During their first string of Brooklyn shows, Victor Vazquez and Himanshu Suri — better known as Das Racist — performed by plugging an iPod into a 1/8” cable and rapping over their only track, what was then a 20-minute ode to fast food chains. Amateur third-of-an-hour, indeed. “Combination Pizza Hut and Taco Bell,” the song in question, became a Williamsburg, NY, hit and soon a viral joke sensation in the summer of 2009. Everyone from hipsters to bros found solace in the cheesy (zing!) goodness of “Pizza Hut.” But these weird guys had no shot at a real rap rep, right?

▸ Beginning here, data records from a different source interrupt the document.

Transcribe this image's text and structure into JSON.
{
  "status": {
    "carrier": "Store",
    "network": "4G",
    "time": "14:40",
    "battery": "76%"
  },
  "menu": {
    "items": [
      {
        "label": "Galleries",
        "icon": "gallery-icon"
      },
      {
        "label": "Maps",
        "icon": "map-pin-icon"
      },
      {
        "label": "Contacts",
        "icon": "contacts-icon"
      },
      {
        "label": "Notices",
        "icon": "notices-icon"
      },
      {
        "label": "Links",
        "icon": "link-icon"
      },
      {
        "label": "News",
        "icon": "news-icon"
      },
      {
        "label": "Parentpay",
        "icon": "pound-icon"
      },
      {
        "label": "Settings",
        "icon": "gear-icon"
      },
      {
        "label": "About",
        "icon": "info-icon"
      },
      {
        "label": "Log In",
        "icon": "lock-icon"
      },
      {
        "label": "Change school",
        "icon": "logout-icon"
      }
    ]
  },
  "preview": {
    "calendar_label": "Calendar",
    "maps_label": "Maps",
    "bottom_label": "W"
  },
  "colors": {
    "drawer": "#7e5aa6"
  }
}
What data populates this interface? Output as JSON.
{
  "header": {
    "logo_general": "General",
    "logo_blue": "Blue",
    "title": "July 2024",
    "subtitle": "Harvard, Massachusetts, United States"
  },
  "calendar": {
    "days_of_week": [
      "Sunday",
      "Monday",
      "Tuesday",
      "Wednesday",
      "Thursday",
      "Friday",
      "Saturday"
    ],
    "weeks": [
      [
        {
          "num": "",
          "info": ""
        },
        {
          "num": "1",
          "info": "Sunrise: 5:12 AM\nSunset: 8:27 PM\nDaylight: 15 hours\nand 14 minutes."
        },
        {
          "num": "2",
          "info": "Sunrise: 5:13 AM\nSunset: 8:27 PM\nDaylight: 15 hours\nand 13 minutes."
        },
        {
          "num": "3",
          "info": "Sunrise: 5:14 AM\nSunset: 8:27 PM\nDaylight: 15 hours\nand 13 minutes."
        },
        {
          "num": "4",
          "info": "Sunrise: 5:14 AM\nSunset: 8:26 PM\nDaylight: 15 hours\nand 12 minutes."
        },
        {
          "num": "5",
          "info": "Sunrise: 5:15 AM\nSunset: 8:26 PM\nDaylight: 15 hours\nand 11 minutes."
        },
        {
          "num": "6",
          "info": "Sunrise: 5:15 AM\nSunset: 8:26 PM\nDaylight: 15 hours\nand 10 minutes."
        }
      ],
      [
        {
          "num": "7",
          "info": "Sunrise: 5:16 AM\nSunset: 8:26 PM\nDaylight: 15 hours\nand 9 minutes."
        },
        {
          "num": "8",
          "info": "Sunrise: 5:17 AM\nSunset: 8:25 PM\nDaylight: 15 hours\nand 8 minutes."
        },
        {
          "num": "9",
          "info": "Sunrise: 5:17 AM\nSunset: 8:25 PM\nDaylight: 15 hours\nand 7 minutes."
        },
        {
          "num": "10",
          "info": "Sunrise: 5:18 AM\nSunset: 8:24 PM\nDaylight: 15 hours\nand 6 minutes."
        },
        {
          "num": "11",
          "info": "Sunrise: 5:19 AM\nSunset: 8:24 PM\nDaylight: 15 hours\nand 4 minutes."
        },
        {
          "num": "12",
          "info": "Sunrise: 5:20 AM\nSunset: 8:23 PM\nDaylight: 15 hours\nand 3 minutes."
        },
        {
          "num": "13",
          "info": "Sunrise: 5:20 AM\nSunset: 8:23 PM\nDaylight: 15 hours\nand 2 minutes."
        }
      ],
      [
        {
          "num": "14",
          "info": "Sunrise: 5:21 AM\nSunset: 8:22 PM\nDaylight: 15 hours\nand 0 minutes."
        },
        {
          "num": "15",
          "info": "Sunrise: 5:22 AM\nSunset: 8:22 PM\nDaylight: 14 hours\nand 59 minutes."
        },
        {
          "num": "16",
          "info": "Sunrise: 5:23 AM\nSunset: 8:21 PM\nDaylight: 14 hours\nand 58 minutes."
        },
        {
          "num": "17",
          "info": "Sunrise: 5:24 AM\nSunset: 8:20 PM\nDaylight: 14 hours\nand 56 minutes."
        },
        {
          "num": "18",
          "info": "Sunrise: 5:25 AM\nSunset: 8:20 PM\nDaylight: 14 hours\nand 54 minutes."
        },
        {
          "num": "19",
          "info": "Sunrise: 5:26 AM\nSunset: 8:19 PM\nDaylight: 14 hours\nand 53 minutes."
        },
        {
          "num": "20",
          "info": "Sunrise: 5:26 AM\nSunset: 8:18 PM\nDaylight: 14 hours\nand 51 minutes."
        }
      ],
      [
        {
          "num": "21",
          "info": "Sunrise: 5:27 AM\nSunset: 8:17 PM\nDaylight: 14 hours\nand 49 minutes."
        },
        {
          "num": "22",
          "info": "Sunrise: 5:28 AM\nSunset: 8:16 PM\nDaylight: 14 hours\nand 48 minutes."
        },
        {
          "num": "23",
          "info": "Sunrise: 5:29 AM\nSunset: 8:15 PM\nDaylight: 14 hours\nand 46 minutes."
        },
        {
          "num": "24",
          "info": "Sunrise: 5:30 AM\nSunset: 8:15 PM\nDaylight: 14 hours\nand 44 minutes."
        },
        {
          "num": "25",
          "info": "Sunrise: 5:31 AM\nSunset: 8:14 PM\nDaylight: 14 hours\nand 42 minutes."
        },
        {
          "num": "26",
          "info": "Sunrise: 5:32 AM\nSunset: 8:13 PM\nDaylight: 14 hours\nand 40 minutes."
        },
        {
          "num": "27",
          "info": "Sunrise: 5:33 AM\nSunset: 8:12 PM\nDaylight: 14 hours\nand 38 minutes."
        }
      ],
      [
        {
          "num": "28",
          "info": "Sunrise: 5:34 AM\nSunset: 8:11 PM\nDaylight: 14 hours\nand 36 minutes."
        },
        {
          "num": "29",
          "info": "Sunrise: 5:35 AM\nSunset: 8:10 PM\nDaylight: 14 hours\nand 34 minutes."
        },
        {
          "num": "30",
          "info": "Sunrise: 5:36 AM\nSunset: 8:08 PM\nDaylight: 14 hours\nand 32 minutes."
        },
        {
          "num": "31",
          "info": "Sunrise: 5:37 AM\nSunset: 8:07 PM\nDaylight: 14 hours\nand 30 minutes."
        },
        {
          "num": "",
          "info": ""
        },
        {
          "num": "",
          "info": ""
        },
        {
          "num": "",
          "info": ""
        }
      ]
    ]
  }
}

Perhaps surprisingly, Das Racist’s bizarre, slurred approach to spittin’ rhymes and culturally topical, self-referencial lyrics have resurfaced this year with renewed vigor. The duo’s two recent mixtapes, “Shut Up, Dude” and “Sit Down, Man,” have received attention from the blogosphere, featuring guests El-P and Chairlift and production from the omnipresent Diplo. Their aesthetic has been called by The New York Times “as much a commentary on hip-hop as a rigorous practice of it.”

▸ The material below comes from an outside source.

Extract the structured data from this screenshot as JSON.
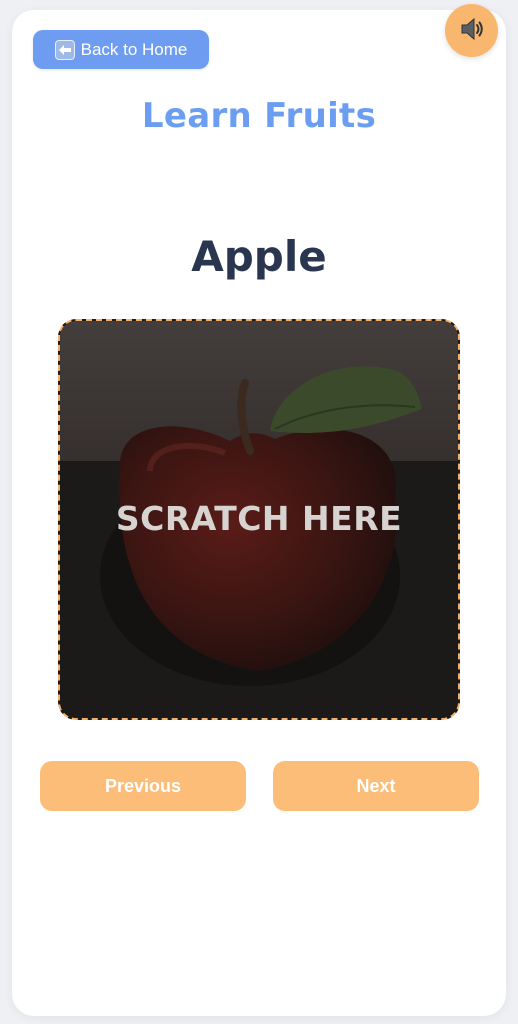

The group’s style has a tendency to polarize listeners. The band members themselves describe their vibe as “deconstructionist: sawing out the legs of hip-hop as they celebrate it.” Indeed, on tracks such as “hahahaha jk?” the band explores a series of non-sequiturs: a mix of references to “Days of Our Lives,” Dwight from “The Office,” live-action role-playing, 2-D movies, generally making dope rhymes and a mockery at the same time. On “I’m Up On That,” Das Racist sounds more Madvillain than ever, examining race through Queens’ riots, Reggie Bush and Hinduism — “brown man for dummies.”
When I saw Das Racist at a show for the College Music Journal Music Marathon, the band didn’t even play “Combination Pizza Hut and Taco Bell.” Apparently, they’ve attempted to distance themselves from the days of the 20-minute grease-heaven anthem. Yet somehow, the band has found a way to evolve: the show was a wild house party with legit lyricism, matched by their effervescent sense of humor.
—By Editor-At-Large Geoff Schorkopf